Although the backlash against Bawa Garba’s (clearly excessive in most peoples’ minds) Gross Negligence Manslaughter judgment has suggested that there is no place for blame when things go wrong in substandard systems, we should remember that even in well-provided Trusts with working computers, risk lurks, ready to strike, and those of us who are standing by when it does so will be asked to explain what happened. Being asked to explain feels like blame. That is because we, as doctors, naturally feel responsible. That is our baseline moral state: responsible, slightly fearful (especially in the early years), anxious to make the correct decision. We feel guilty when things turn out badly. We generate our own sense of accountability, and subsequently we may experience weeks of self-examination. Sometimes, we need to be reassured by older hands that it is not our fault. Otherwise we will burn out in the slow flame of self-doubt and fearfulness.

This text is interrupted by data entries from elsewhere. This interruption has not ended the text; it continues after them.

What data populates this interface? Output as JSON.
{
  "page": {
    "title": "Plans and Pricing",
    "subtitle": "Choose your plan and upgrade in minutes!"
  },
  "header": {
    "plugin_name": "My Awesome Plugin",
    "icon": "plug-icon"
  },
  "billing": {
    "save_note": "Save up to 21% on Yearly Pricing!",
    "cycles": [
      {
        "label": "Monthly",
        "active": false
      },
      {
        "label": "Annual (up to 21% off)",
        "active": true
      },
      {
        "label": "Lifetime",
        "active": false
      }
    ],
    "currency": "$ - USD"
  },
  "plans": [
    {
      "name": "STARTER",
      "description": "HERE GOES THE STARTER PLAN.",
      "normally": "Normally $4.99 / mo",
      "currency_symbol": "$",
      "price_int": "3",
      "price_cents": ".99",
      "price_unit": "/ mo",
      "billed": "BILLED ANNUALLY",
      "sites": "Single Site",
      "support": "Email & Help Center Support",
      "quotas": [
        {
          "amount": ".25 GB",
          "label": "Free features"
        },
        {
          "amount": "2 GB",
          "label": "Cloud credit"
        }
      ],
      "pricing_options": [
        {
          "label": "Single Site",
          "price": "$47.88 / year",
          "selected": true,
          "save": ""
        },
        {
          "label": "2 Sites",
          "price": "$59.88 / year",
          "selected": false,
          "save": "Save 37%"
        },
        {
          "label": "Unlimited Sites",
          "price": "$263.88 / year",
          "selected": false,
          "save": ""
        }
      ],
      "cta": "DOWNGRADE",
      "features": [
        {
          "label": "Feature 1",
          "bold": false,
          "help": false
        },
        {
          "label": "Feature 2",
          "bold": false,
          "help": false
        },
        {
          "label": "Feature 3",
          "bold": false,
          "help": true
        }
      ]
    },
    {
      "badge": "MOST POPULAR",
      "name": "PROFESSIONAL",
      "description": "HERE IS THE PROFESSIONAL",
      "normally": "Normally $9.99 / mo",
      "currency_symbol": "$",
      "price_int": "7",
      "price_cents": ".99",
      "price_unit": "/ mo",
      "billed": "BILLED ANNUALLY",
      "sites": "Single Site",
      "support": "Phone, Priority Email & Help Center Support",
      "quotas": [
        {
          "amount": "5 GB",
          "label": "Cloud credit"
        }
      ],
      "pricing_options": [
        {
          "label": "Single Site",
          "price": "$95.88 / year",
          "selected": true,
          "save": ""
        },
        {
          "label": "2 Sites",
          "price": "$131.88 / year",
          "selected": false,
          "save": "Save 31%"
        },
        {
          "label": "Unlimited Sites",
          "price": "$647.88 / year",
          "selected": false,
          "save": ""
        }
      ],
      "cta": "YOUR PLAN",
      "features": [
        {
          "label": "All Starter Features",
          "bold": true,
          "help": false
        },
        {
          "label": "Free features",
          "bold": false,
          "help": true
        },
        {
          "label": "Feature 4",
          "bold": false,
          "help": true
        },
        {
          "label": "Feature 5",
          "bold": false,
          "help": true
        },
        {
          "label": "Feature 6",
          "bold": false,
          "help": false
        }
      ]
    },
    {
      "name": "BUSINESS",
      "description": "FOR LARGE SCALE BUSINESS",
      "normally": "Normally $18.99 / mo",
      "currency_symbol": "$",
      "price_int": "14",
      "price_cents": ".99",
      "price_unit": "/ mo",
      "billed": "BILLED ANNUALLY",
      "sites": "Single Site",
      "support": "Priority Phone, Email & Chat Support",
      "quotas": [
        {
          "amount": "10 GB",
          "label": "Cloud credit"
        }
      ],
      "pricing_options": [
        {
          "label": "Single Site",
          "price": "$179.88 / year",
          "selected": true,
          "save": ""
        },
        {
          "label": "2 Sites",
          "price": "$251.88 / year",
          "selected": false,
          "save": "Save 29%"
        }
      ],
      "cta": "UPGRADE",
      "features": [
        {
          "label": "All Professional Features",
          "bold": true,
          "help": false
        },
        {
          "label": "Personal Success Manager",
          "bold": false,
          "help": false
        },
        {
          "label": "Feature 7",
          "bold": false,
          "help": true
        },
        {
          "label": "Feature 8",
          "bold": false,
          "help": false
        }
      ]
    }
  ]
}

As I have observed before, there is a place for this sense of blame. It sharpens the senses and opens the psyche to deeper lessons. The mistakes for which we accept a degree of responsibility leave indelible marks, which over a career coalesce to form a map of hard-won experience, the better to help us navigate the tricky situations to come. A well-known consultant in my field said, on a training day, ‘An expert is someone who has made every silly mistake possible.’; yes, but none of them twice. The same probably goes for Dr Peter Wilmshurt, a cardiologist and well-known whistle-blower who has referred himself to the GMC for a career of errors. This act makes the point; medical careers teem with error. We become good through error. But if we blame our errors wholly on the systems around us, we will not lay down the ink that makes that map. It may be an unpopular view, but I think part of being a doctor is learning how to receive those stinging tattoos.


Explore more books on my author page here